The Bruins paid a ton in assets for the big right winger from the New York Rangers, and were banking on him being able to step up as a secondary scoring force behind the Bruins top line. Instead in the first series vs. Toronto it was rookie Jake DeBrusk that stepped up and filled that role, and then it was two goals in Game 1 from Rick Nash and then absolutely nothing in the four games afterward. The Bruins didn’t have much in the way of size or strength in their players up front aside from David Backes and Rick Nash, and neither one of those big boys did nearly enough to fight to the front of the net during 5-on-5 play. Nash finished with three goals and a rough minus-7 rating in 12 games for the Bruins, and had one assist and a minus-4 rating in the four losses to Tampa as their even strength attack went into the toilet. Certainly the 33-year-old will find NHL employment somewhere as he hits unrestricted free agency on July 1, but it won’t be back with the Bruins after playing to the outside far too much for a 6-foot-4, 220-pounder that should have been more of a force around the net. I guess we all see now what those in Columbus and New York already knew about Nash in the big games of the playoffs, and part of this offseason plan for the B’s will be seeking out a younger, better power forward version of Nash to complement Krejci on that second line.
5) Bruins' back-end problems vs. Tampa's pressure
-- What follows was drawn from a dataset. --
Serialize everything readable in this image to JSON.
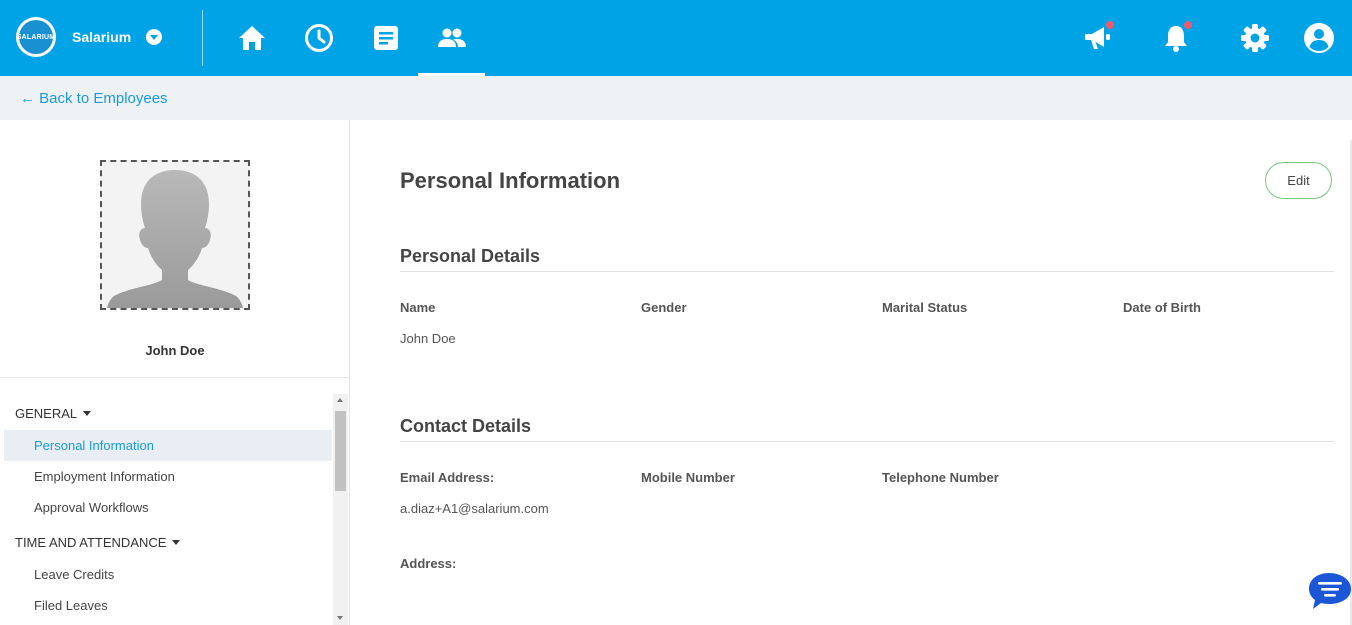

The Bruins defense struggled in a major way breaking the puck out of against the fast, aggressive Tampa fore-check, and that got even worse once they lost Torey Krug in Game 4 with an ankle injury. It was clear they were missing him both 5-on-5 and on the power play in Sunday afternoon’s Game 5, and it was also readily apparent they could have used a healthy Brandon Carlo in the series vs. the Lightning as well. Instead the Bruins were forced to feature Adam McQuaid and Kevan Miller way too much where their puck-moving and first pass attempts weren’t always good against the speedy, Tampa group, and where any defensemen pairing below Zdeno Chara/Charlie McAvoy struggled to hold up their end of the bargain. It was Matt Grzelcyk’s rattled turnover in the early stages of Game 4 that helped pave the way for Boston’s slow start in that game, and once again showed a moment where the Boston back end struggled amidst the pressure. Once it got to a point where B’s defensemen like Grzelcyk were simply trying to skate it up all by themselves it was clear that Boston’s players were trying to do too much individually, and that the constant pressure from the Tampa Bay fore-check had the B’s back enders shaken and stirred. What’s interesting is that McAvoy seemed to handle the Tampa pressure best as he got stronger and stronger with each game in the series, and his 26 plus minutes in Game 5 showed that his game was in a really good place at the time of Boston’s elimination. With Torey Krug getting injured late in each of the last two seasons for the Bruins, it’s high time the Bruins brought in another front line left side defenseman to lighten Krug and Chara’s load a little bit.